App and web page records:
=======

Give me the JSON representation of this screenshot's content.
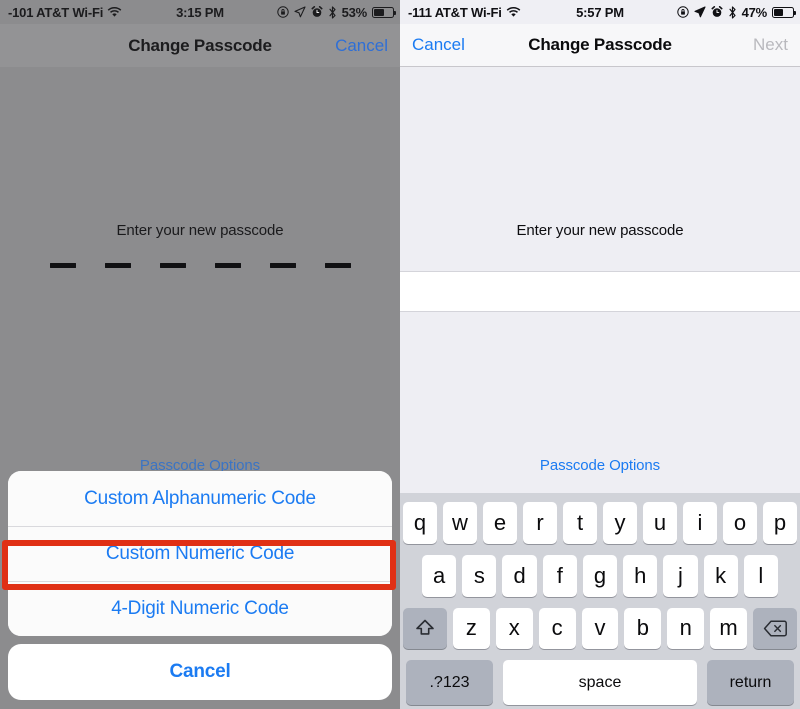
{
  "left": {
    "statusbar": {
      "carrier": "-101 AT&T Wi-Fi",
      "wifi_icon": "wifi-icon",
      "time": "3:15 PM",
      "icons": [
        "rotation-lock-icon",
        "location-arrow-icon",
        "alarm-clock-icon",
        "bluetooth-icon"
      ],
      "battery_pct": "53%",
      "battery_level": 53
    },
    "navbar": {
      "title": "Change Passcode",
      "right_action": "Cancel"
    },
    "prompt": "Enter your new passcode",
    "dash_count": 6,
    "passcode_options": "Passcode Options",
    "action_sheet": {
      "options": [
        "Custom Alphanumeric Code",
        "Custom Numeric Code",
        "4-Digit Numeric Code"
      ],
      "cancel": "Cancel"
    },
    "highlight_color": "#e03015",
    "highlighted_option": "Custom Alphanumeric Code"
  },
  "right": {
    "statusbar": {
      "carrier": "-111 AT&T Wi-Fi",
      "wifi_icon": "wifi-icon",
      "time": "5:57 PM",
      "icons": [
        "rotation-lock-icon",
        "location-arrow-icon",
        "alarm-clock-icon",
        "bluetooth-icon"
      ],
      "battery_pct": "47%",
      "battery_level": 47
    },
    "navbar": {
      "left_action": "Cancel",
      "title": "Change Passcode",
      "right_action": "Next"
    },
    "prompt": "Enter your new passcode",
    "password_field_value": "",
    "passcode_options": "Passcode Options",
    "keyboard": {
      "row1": [
        "q",
        "w",
        "e",
        "r",
        "t",
        "y",
        "u",
        "i",
        "o",
        "p"
      ],
      "row2": [
        "a",
        "s",
        "d",
        "f",
        "g",
        "h",
        "j",
        "k",
        "l"
      ],
      "row3": [
        "z",
        "x",
        "c",
        "v",
        "b",
        "n",
        "m"
      ],
      "shift_key": "shift-icon",
      "backspace_key": "backspace-icon",
      "numbers_key": ".?123",
      "space_key": "space",
      "return_key": "return"
    }
  },
  "colors": {
    "ios_blue": "#1b7bf2",
    "dim_overlay": "#8c8c8e",
    "keyboard_bg": "#d1d3d9",
    "key_dark": "#adb2bd"
  }
}
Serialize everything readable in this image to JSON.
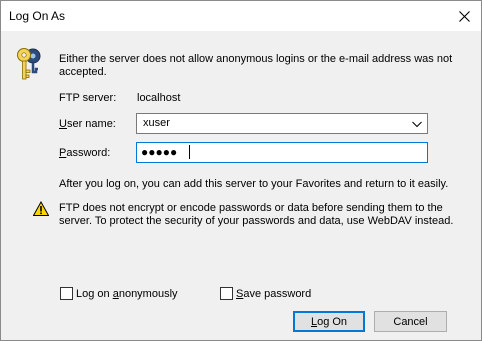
{
  "window": {
    "title": "Log On As"
  },
  "message": "Either the server does not allow anonymous logins or the e-mail address was not accepted.",
  "ftp_server": {
    "label": "FTP server:",
    "value": "localhost"
  },
  "user_name": {
    "label_prefix": "",
    "label_underlined": "U",
    "label_rest": "ser name:",
    "value": "xuser"
  },
  "password": {
    "label_underlined": "P",
    "label_rest": "assword:",
    "masked_value": "●●●●●"
  },
  "after_logon_text": "After you log on, you can add this server to your Favorites and return to it easily.",
  "warning_text": "FTP does not encrypt or encode passwords or data before sending them to the server.  To protect the security of your passwords and data, use WebDAV instead.",
  "checkboxes": {
    "anonymous": {
      "label_prefix": "Log on ",
      "label_underlined": "a",
      "label_rest": "nonymously",
      "checked": false
    },
    "save_password": {
      "label_underlined": "S",
      "label_rest": "ave password",
      "checked": false
    }
  },
  "buttons": {
    "ok_prefix": "",
    "ok_underlined": "L",
    "ok_rest": "og On",
    "cancel": "Cancel"
  },
  "colors": {
    "focus_border": "#0078d7",
    "warning_yellow": "#ffd700"
  },
  "icons": {
    "title_close": "close-icon",
    "key": "key-icon",
    "warning": "warning-icon",
    "dropdown": "chevron-down-icon"
  }
}
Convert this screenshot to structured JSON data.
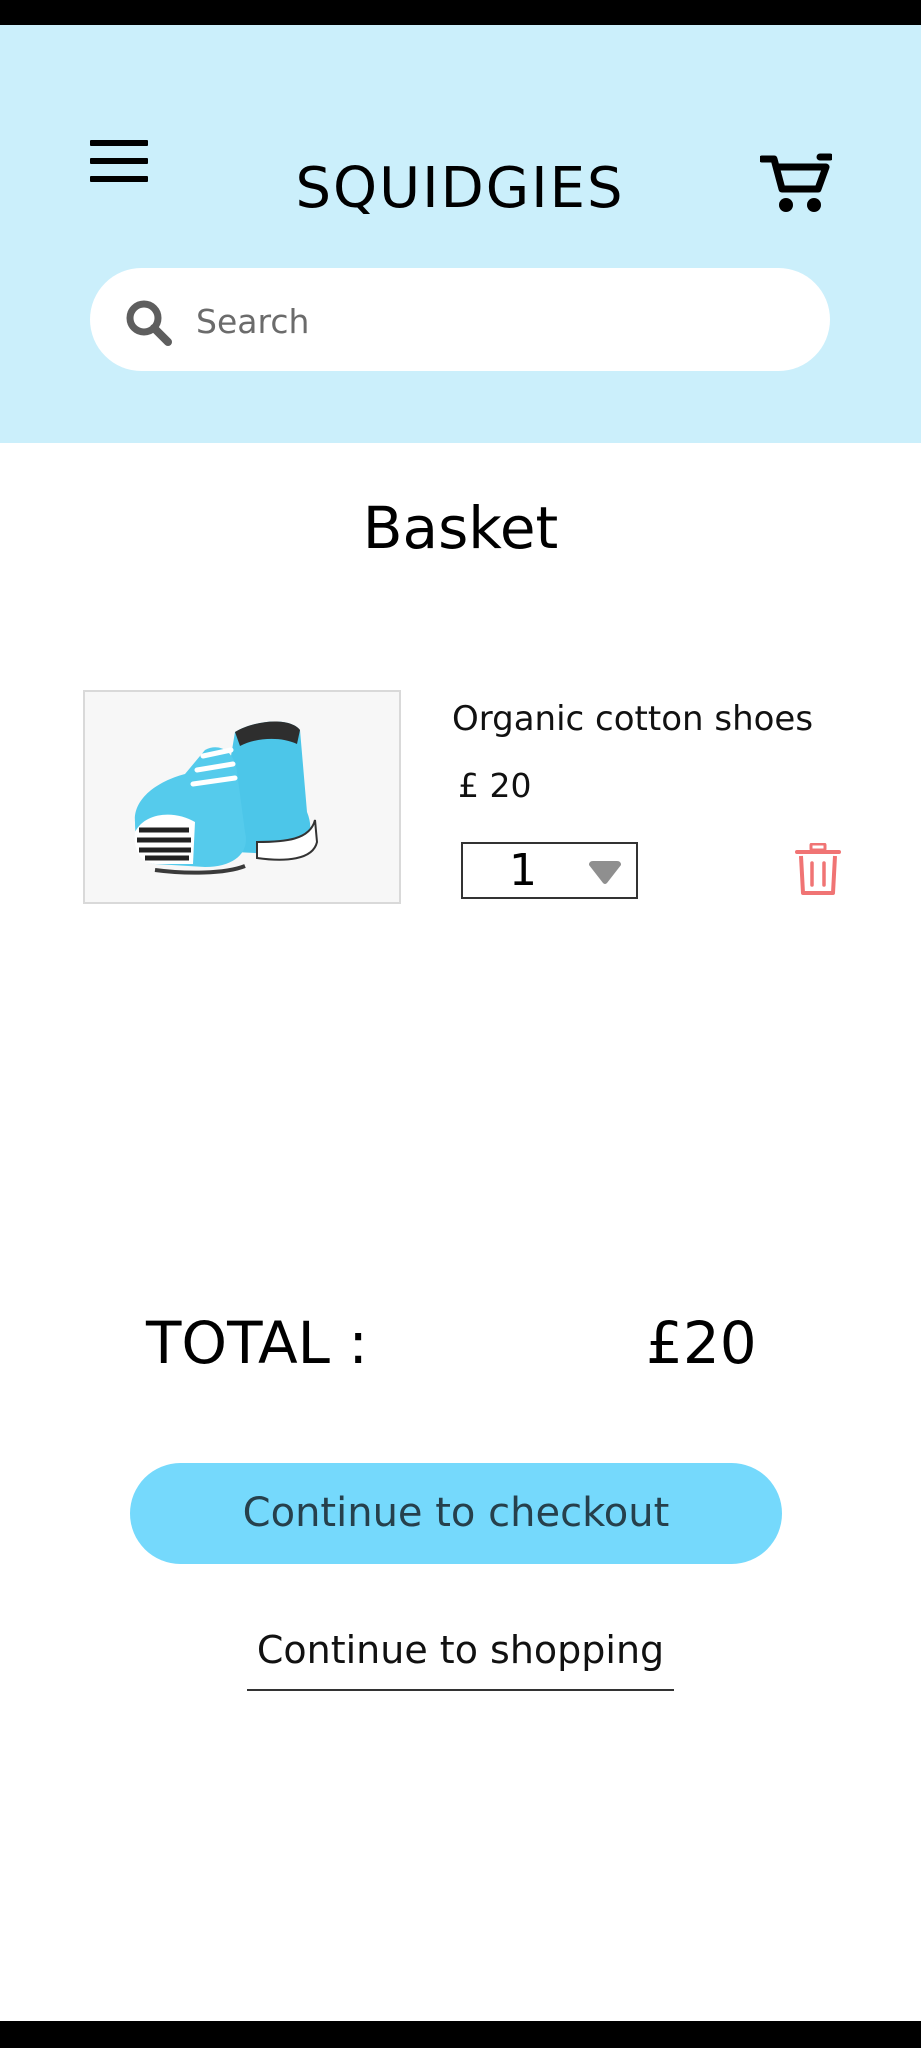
{
  "header": {
    "logo_text": "SQUIDGIES",
    "search": {
      "placeholder": "Search",
      "value": ""
    },
    "background_color": "#cbeffb",
    "icons": [
      "hamburger-menu-icon",
      "shopping-cart-icon",
      "search-icon"
    ]
  },
  "page": {
    "title": "Basket"
  },
  "basket": {
    "items": [
      {
        "name": "Organic cotton shoes",
        "price": "£ 20",
        "quantity": "1",
        "image": "blue baby shoes with striped toe caps",
        "icons": [
          "chevron-down-icon",
          "trash-icon"
        ]
      }
    ]
  },
  "summary": {
    "total_label": "TOTAL :",
    "total_value": "£20"
  },
  "actions": {
    "checkout_label": "Continue to checkout",
    "continue_shopping_label": "Continue to shopping"
  },
  "colors": {
    "accent": "#75d9fc",
    "delete_icon": "#f07474",
    "header_bg": "#cbeffb"
  }
}
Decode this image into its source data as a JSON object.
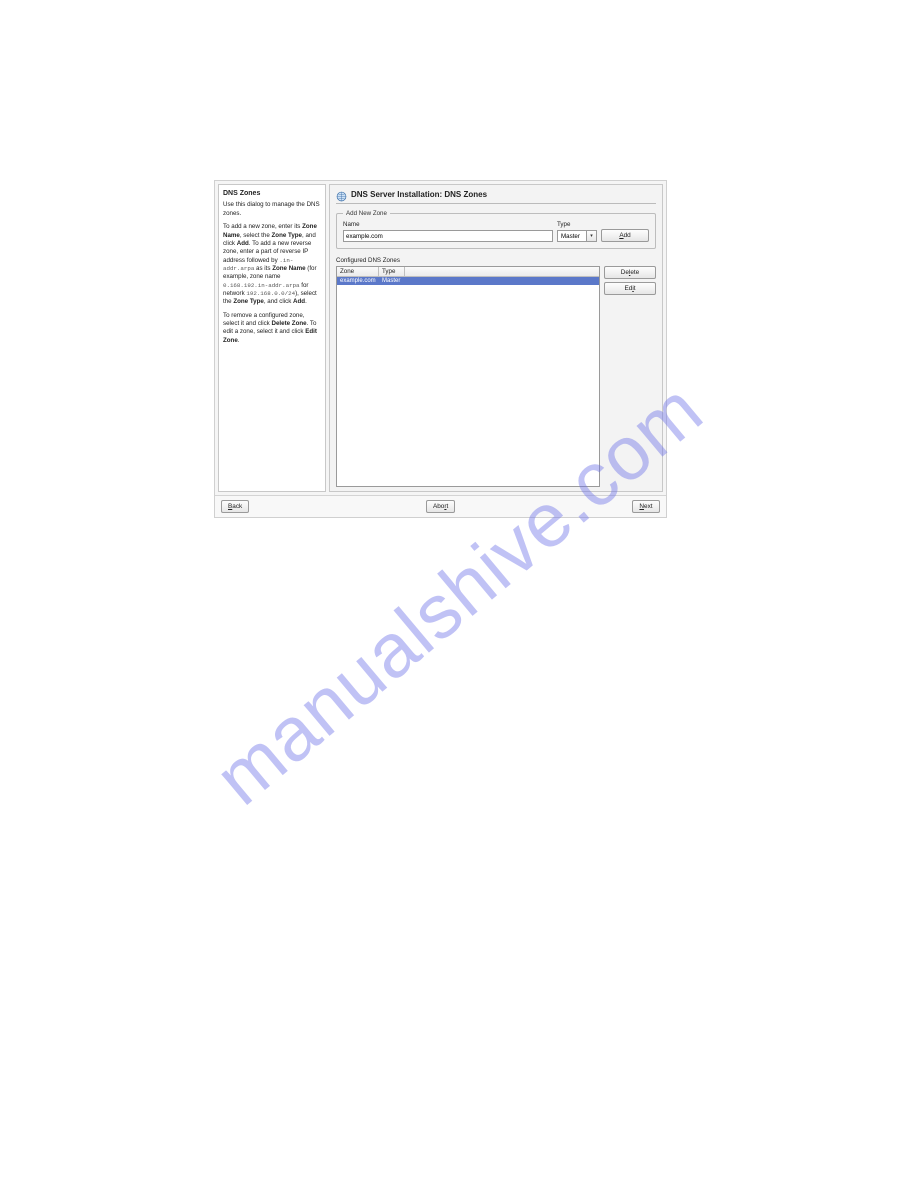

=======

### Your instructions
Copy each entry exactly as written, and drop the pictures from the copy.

### Response
Give me the JSON representation of this screenshot's content.
{
  "left": {
    "statusbar": {
      "carrier": "-101 AT&T Wi-Fi",
      "wifi_icon": "wifi-icon",
      "time": "3:15 PM",
      "icons": [
        "rotation-lock-icon",
        "location-arrow-icon",
        "alarm-clock-icon",
        "bluetooth-icon"
      ],
      "battery_pct": "53%",
      "battery_level": 53
    },
    "navbar": {
      "title": "Change Passcode",
      "right_action": "Cancel"
    },
    "prompt": "Enter your new passcode",
    "dash_count": 6,
    "passcode_options": "Passcode Options",
    "action_sheet": {
      "options": [
        "Custom Alphanumeric Code",
        "Custom Numeric Code",
        "4-Digit Numeric Code"
      ],
      "cancel": "Cancel"
    },
    "highlight_color": "#e03015",
    "highlighted_option": "Custom Alphanumeric Code"
  },
  "right": {
    "statusbar": {
      "carrier": "-111 AT&T Wi-Fi",
      "wifi_icon": "wifi-icon",
      "time": "5:57 PM",
      "icons": [
        "rotation-lock-icon",
        "location-arrow-icon",
        "alarm-clock-icon",
        "bluetooth-icon"
      ],
      "battery_pct": "47%",
      "battery_level": 47
    },
    "navbar": {
      "left_action": "Cancel",
      "title": "Change Passcode",
      "right_action": "Next"
    },
    "prompt": "Enter your new passcode",
    "password_field_value": "",
    "passcode_options": "Passcode Options",
    "keyboard": {
      "row1": [
        "q",
        "w",
        "e",
        "r",
        "t",
        "y",
        "u",
        "i",
        "o",
        "p"
      ],
      "row2": [
        "a",
        "s",
        "d",
        "f",
        "g",
        "h",
        "j",
        "k",
        "l"
      ],
      "row3": [
        "z",
        "x",
        "c",
        "v",
        "b",
        "n",
        "m"
      ],
      "shift_key": "shift-icon",
      "backspace_key": "backspace-icon",
      "numbers_key": ".?123",
      "space_key": "space",
      "return_key": "return"
    }
  },
  "colors": {
    "ios_blue": "#1b7bf2",
    "dim_overlay": "#8c8c8e",
    "keyboard_bg": "#d1d3d9",
    "key_dark": "#adb2bd"
  }
}
Serialize everything readable in this image to JSON.
{
  "window": {
    "title": "Log On As"
  },
  "message": "Either the server does not allow anonymous logins or the e-mail address was not accepted.",
  "ftp_server": {
    "label": "FTP server:",
    "value": "localhost"
  },
  "user_name": {
    "label_prefix": "",
    "label_underlined": "U",
    "label_rest": "ser name:",
    "value": "xuser"
  },
  "password": {
    "label_underlined": "P",
    "label_rest": "assword:",
    "masked_value": "●●●●●"
  },
  "after_logon_text": "After you log on, you can add this server to your Favorites and return to it easily.",
  "warning_text": "FTP does not encrypt or encode passwords or data before sending them to the server.  To protect the security of your passwords and data, use WebDAV instead.",
  "checkboxes": {
    "anonymous": {
      "label_prefix": "Log on ",
      "label_underlined": "a",
      "label_rest": "nonymously",
      "checked": false
    },
    "save_password": {
      "label_underlined": "S",
      "label_rest": "ave password",
      "checked": false
    }
  },
  "buttons": {
    "ok_prefix": "",
    "ok_underlined": "L",
    "ok_rest": "og On",
    "cancel": "Cancel"
  },
  "colors": {
    "focus_border": "#0078d7",
    "warning_yellow": "#ffd700"
  },
  "icons": {
    "title_close": "close-icon",
    "key": "key-icon",
    "warning": "warning-icon",
    "dropdown": "chevron-down-icon"
  }
}
Convert this screenshot to structured JSON data.
{
  "header": {
    "logo_text": "SQUIDGIES",
    "search": {
      "placeholder": "Search",
      "value": ""
    },
    "background_color": "#cbeffb",
    "icons": [
      "hamburger-menu-icon",
      "shopping-cart-icon",
      "search-icon"
    ]
  },
  "page": {
    "title": "Basket"
  },
  "basket": {
    "items": [
      {
        "name": "Organic cotton shoes",
        "price": "£ 20",
        "quantity": "1",
        "image": "blue baby shoes with striped toe caps",
        "icons": [
          "chevron-down-icon",
          "trash-icon"
        ]
      }
    ]
  },
  "summary": {
    "total_label": "TOTAL :",
    "total_value": "£20"
  },
  "actions": {
    "checkout_label": "Continue to checkout",
    "continue_shopping_label": "Continue to shopping"
  },
  "colors": {
    "accent": "#75d9fc",
    "delete_icon": "#f07474",
    "header_bg": "#cbeffb"
  }
}
Decode this image into its source data as a JSON object.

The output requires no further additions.